James E. Bromwell
|Member of the U.S. House of Representatives|
from Iowa's 2nd district
January 3, 1961 - January 3, 1965
|Leonard G. Wolf|
|John C. Culver|
|Born||March 26, 1920|
Cedar Rapids, Iowa, U.S.
|Died||September 11, 2009 (aged 89)|
Cedar Rapids, Iowa, U.S.
James Edward Bromwell (March 26, 1920 - September 11, 2009) was a two-term Republican U.S. Representative from Iowa's 2nd congressional district. He was elected in 1960, re-elected in 1962, and defeated in 1964.
Born and raised in Cedar Rapids, Iowa, Bromwell attended Andrew Johnson Elementary School in Southeast Cedar Rapids. He graduated from Franklin High School in 1938. He then enrolled at the University of Iowa and received his undergraduate degree in 1942.
Further schooling was interrupted by World War II. He entered the United States Army as a private, and was assigned to work in the European theater for the Headquarters Information and Education Division, which was a part of the Morale Department of the former Department of War. Bromwell served four years, and was discharged as a captain.
Bromwell then resumed his studies, earning admission to the Harvard Business School and graduating in 1947. He returned to the University of Iowa, graduating from the University of Iowa College of Law in 1950. He was admitted to the bar and began practice in Cedar Rapids.
In 1960, Bromwell ran as a Republican against one-term incumbent Democratic Congressman Leonard G. Wolf, defeating him as part of a good year for Republicans in Iowa.
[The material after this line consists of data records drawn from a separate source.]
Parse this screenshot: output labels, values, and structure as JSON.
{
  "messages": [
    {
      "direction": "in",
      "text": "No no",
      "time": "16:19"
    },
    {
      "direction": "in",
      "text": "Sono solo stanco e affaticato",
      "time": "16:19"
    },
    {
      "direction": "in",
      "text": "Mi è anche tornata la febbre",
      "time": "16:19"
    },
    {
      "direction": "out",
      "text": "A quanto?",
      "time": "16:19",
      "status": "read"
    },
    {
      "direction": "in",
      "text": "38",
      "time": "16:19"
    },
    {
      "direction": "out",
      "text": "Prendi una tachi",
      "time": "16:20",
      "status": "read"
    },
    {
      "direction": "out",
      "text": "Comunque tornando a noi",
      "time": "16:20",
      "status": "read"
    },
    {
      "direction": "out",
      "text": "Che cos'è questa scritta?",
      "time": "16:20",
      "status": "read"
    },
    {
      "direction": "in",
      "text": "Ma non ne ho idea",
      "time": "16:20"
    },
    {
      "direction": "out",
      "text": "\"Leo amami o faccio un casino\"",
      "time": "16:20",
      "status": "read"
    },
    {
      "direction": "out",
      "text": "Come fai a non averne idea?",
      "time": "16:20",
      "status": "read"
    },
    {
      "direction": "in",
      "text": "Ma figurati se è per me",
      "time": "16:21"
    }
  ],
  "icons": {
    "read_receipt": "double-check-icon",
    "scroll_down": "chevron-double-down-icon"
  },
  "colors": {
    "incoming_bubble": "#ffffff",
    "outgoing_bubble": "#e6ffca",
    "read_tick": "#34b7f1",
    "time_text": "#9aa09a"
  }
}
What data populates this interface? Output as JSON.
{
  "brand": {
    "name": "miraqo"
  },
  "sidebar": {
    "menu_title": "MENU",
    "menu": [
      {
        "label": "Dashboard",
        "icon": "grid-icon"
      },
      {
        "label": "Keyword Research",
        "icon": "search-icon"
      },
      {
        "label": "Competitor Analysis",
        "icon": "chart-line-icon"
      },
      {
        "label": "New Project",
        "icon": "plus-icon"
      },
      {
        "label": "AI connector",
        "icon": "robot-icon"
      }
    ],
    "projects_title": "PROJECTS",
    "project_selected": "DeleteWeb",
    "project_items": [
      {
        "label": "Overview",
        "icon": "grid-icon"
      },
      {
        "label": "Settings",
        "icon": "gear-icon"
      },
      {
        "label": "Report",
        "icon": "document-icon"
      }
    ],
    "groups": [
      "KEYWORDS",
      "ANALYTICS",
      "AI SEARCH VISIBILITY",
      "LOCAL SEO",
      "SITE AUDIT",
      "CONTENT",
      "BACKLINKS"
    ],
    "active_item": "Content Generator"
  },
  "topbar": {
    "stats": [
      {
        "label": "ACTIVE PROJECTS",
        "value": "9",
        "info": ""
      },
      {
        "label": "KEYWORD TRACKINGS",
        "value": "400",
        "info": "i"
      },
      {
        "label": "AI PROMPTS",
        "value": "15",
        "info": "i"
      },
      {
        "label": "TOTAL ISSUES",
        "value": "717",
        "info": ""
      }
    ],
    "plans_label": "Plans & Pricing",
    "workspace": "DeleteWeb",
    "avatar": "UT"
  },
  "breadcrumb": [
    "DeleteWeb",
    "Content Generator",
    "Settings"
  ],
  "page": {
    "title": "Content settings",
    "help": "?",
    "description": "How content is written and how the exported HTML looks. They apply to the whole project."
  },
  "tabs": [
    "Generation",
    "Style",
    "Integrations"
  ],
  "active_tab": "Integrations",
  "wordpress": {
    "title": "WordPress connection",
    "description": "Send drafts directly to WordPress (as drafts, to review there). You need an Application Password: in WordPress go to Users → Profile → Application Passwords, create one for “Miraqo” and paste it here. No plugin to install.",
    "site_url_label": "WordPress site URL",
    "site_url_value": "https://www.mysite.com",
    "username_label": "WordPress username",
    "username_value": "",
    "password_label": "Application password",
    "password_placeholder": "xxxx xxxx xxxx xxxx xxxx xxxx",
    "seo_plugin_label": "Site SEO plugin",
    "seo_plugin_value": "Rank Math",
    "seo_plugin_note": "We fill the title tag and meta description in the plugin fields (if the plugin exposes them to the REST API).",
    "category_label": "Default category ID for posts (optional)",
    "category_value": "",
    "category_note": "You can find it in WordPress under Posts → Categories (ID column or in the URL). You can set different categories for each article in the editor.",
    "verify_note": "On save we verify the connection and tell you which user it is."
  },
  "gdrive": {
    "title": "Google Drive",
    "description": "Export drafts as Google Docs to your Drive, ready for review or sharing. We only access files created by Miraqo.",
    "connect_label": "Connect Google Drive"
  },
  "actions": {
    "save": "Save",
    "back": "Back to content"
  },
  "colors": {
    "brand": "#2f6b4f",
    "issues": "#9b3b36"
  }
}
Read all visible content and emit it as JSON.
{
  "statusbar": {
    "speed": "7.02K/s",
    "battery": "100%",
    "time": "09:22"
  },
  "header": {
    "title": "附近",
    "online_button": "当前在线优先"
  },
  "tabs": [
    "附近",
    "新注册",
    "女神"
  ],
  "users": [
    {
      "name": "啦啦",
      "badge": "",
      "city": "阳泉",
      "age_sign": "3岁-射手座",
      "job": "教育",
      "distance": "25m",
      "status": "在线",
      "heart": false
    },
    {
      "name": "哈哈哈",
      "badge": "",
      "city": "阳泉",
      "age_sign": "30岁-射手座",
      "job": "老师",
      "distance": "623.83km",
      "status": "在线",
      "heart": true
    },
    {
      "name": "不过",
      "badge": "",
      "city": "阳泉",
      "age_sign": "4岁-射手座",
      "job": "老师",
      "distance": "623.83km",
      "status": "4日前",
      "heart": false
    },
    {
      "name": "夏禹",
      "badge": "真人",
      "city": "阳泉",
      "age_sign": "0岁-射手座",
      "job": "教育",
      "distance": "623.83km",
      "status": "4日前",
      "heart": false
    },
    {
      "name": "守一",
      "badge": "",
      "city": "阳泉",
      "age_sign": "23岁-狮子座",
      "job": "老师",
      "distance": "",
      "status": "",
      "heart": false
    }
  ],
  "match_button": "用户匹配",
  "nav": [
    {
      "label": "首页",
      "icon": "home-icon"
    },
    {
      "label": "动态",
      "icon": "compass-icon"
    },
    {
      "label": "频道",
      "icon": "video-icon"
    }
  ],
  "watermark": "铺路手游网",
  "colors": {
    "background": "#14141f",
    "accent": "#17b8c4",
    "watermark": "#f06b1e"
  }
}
He won re-election in 1962, defeating Frank W. Less.
In 1964, however, he was challenged by fellow Franklin High School and Harvard graduate and attorney John C. Culver. As part of a national Democratic landslide, Bromwell--like all but one Republican House candidate in Iowa--lost in 1964. His congressional service began on January 3, 1961, and ended on January 3, 1965.
He resumed the practice of law in Cedar Rapids. In 1968, he was an unsuccessful candidate for the Republican nomination for United States Senator in 1968, losing to David Stanley, who in turn lost to Harold Hughes.
In 1973, Bromwell pleaded guilty in U.S. District Court in Cedar Rapids to a charge of failing to file a federal tax return in 1969, and received a $10,000 fine and one-year suspended sentence. The following year, the Iowa Supreme Court Grievance Commission found that Bromwell had conceded that he had failed to file federal tax returns for 1965 through 1972, and recommended that the Iowa Supreme Court suspend his license to practice law for eighteen months.
Bromwell returned to practice following the end of his suspension, and retired from the practice of law in 1986, residing in Cedar Rapids.
He died on September 11, 2009.